News from Ireland - news from around the 32 counties
What's going on around Ireland
In future the H.S.E. will only deal with emergencies and children will have to travel to clinics in Naas, Newbridge, Kilcullen or Baltinglass to access such treatment.
The embargo on recruitment in the public service is being blamed for the closure of the Athy clinic, but that is no consolation to parents and children who are angry at the removal of this most critical service.
Regina Roche from Athy is the mother of a seven-year-old girl.
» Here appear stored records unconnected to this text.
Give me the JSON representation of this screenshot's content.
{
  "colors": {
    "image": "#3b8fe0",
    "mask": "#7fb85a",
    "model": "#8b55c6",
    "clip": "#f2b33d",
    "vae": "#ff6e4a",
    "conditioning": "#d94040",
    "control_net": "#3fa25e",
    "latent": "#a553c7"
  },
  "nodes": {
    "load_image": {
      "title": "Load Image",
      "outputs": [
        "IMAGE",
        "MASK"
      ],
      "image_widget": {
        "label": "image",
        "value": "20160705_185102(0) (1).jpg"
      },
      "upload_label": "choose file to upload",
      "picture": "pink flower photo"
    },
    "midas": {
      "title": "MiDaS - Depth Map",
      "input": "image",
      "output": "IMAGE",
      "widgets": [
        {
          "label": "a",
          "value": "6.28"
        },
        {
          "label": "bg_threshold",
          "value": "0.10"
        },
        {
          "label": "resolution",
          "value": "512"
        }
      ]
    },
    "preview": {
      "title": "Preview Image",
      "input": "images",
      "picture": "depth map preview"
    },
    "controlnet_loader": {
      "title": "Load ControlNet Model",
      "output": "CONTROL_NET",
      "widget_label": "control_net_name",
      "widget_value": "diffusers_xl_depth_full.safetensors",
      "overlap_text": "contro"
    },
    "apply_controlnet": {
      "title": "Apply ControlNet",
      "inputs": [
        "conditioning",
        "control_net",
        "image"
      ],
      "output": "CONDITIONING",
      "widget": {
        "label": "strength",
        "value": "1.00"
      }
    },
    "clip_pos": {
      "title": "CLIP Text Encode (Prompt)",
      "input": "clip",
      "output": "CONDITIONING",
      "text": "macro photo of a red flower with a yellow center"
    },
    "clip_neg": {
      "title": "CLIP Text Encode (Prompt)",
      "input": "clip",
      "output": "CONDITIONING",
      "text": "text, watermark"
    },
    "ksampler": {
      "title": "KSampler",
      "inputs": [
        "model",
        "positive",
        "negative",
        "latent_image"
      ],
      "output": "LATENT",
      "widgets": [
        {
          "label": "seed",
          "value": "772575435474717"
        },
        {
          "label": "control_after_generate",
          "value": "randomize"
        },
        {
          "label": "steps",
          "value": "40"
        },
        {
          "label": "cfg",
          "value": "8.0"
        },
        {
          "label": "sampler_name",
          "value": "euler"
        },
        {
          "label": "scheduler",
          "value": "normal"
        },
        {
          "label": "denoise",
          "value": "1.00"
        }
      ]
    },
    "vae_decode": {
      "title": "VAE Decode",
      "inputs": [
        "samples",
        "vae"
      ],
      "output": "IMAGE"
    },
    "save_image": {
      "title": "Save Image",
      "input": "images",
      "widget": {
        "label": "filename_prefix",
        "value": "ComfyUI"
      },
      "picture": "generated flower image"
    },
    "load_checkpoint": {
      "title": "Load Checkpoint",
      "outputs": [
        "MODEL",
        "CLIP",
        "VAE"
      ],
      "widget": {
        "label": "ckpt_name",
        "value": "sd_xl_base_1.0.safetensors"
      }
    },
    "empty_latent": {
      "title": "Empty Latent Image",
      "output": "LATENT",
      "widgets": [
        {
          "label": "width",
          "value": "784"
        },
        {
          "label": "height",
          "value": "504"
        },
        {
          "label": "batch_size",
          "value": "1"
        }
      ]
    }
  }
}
She said that the closure of the dental clinic in Athy is another example of badly-needed services being lost. “Athy is the most southerly town in the county, and we have already had an announcement that Kavanagh’s bus service is to cut back its Athy services. We are being told that we have to go to other towns to access emergency care but not everyone has a car and this is a town where public transport is not consistent.”
[Source: Kildare Nationalist]
Kilkenny team manager Brian Cody paid tribute to Kilkenny’s supporters at the historic homecoming in Nowlan Park.
Staged at the county grounds for the first time ever, the team manager said that despite being outnumbered in Croke Park, Kilkenny supporters roared on the crowd and were a fantastic lift to the team as the county claimed its 34th All-Ireland title.
[Source: Kilkenny People]
Cash-strapped Laois County Council will have to splash out on upgrading three critical road junctions, one of which is already at capacity, before two multi-million dollar Portlaoise school projects proceed to construction phase next year.
Fine Gael Deputy Charlie Flanagan told the Leinster Express he met with senior officials from the Department of Education & Skills (DoES) and they revealed that plans for the schools were “on target.”
And considering road upgrades were necessary to facilitate extra traffic to the Summerhill campus, he explained that Laois County Council “notwithstanding the current budgetary constraints they are operating in, will have to prioritise the upgrades.”
[Source: Leinster Express]
E.U. Commissioner for Energy Gúnther Oettinger has informed Drumshanbo Senator Paschal Mooney that no decisions should be taken on hydraulic fracturing, or “fracking,” for 10 years.
The commissioner’s opinion was in response to a serious of questions from Senator Mooney at a meeting of Joint Oireachtas Committee on Transport Energy and Communications, which the commissioner attended during his visit to Ireland two weeks ago.
In a series of questions submitted by Senator Mooney about the E.U. Commissions Policy on fracking, Commissioner Gúnther Oettinger replied that he believed no decisions should be taken until the environmental impact of fracking was established, and that could take between five and 10 years. He further informed Senator Mooney that he was already in discussions with scientists and those with technical expertise and has opened a dialogue with the Polish Government where fracking has already commenced. The commissioner revealed that the extraction of shale gas could be chemical-free in a number of years, which is a major point of controversy, and he intended to visit the United States next spring to see at first-hand how shale gas is extracted.
[Source: Leitrim Observer]
- Young Irish woman turned in to U.S. authorities
- Did Pope Francis perform an exorcism at the...
- 87-year-old sues Donald Trump over condo...
- Violent attacks on gays in New York up 70...
- One in seven people on social welfare in...
- 'I expect terror attacks during G8 summit'...
- Nigerian migrants send $653 million a year...
- The top ten things I dislike about Irish...
- Irish leader delivers powerful commencement...
- Thousands of Great Hunger victims who died...